Each line of the material below is to be given again exactly.

* _Given entries_:
= = = =

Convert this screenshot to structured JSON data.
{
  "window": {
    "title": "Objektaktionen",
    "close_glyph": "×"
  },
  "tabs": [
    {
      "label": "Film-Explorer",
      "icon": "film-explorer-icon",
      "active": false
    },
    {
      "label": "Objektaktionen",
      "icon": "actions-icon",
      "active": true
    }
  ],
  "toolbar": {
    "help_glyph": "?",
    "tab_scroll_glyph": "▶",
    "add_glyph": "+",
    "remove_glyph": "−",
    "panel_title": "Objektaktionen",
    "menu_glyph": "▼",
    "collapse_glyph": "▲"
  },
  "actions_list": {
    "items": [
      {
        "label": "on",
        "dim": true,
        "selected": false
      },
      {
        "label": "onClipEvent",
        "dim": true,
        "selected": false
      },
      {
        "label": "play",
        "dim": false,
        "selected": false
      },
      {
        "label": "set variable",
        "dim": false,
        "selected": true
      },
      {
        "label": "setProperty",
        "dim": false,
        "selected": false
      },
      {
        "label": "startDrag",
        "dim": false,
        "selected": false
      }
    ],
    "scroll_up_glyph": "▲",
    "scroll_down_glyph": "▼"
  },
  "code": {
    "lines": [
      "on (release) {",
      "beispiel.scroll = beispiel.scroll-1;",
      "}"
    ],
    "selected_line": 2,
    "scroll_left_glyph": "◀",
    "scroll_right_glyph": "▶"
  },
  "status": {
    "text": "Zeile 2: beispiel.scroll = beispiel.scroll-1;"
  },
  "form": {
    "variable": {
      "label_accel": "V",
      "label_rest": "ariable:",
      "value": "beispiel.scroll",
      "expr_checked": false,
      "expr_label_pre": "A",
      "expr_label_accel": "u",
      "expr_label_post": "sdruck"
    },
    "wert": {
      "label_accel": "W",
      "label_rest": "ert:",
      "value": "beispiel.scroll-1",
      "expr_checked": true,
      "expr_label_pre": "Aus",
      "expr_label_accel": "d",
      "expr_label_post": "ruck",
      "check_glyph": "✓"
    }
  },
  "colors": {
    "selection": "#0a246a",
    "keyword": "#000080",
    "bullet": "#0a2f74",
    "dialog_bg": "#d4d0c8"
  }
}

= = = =

* _Response area_:
Convert this screenshot to structured JSON data.
{
  "window": {
    "title": "Objektaktionen",
    "close_glyph": "×"
  },
  "tabs": [
    {
      "label": "Film-Explorer",
      "icon": "film-explorer-icon",
      "active": false
    },
    {
      "label": "Objektaktionen",
      "icon": "actions-icon",
      "active": true
    }
  ],
  "toolbar": {
    "help_glyph": "?",
    "tab_scroll_glyph": "▶",
    "add_glyph": "+",
    "remove_glyph": "−",
    "panel_title": "Objektaktionen",
    "menu_glyph": "▼",
    "collapse_glyph": "▲"
  },
  "actions_list": {
    "items": [
      {
        "label": "on",
        "dim": true,
        "selected": false
      },
      {
        "label": "onClipEvent",
        "dim": true,
        "selected": false
      },
      {
        "label": "play",
        "dim": false,
        "selected": false
      },
      {
        "label": "set variable",
        "dim": false,
        "selected": true
      },
      {
        "label": "setProperty",
        "dim": false,
        "selected": false
      },
      {
        "label": "startDrag",
        "dim": false,
        "selected": false
      }
    ],
    "scroll_up_glyph": "▲",
    "scroll_down_glyph": "▼"
  },
  "code": {
    "lines": [
      "on (release) {",
      "beispiel.scroll = beispiel.scroll-1;",
      "}"
    ],
    "selected_line": 2,
    "scroll_left_glyph": "◀",
    "scroll_right_glyph": "▶"
  },
  "status": {
    "text": "Zeile 2: beispiel.scroll = beispiel.scroll-1;"
  },
  "form": {
    "variable": {
      "label_accel": "V",
      "label_rest": "ariable:",
      "value": "beispiel.scroll",
      "expr_checked": false,
      "expr_label_pre": "A",
      "expr_label_accel": "u",
      "expr_label_post": "sdruck"
    },
    "wert": {
      "label_accel": "W",
      "label_rest": "ert:",
      "value": "beispiel.scroll-1",
      "expr_checked": true,
      "expr_label_pre": "Aus",
      "expr_label_accel": "d",
      "expr_label_post": "ruck",
      "check_glyph": "✓"
    }
  },
  "colors": {
    "selection": "#0a246a",
    "keyword": "#000080",
    "bullet": "#0a2f74",
    "dialog_bg": "#d4d0c8"
  }
}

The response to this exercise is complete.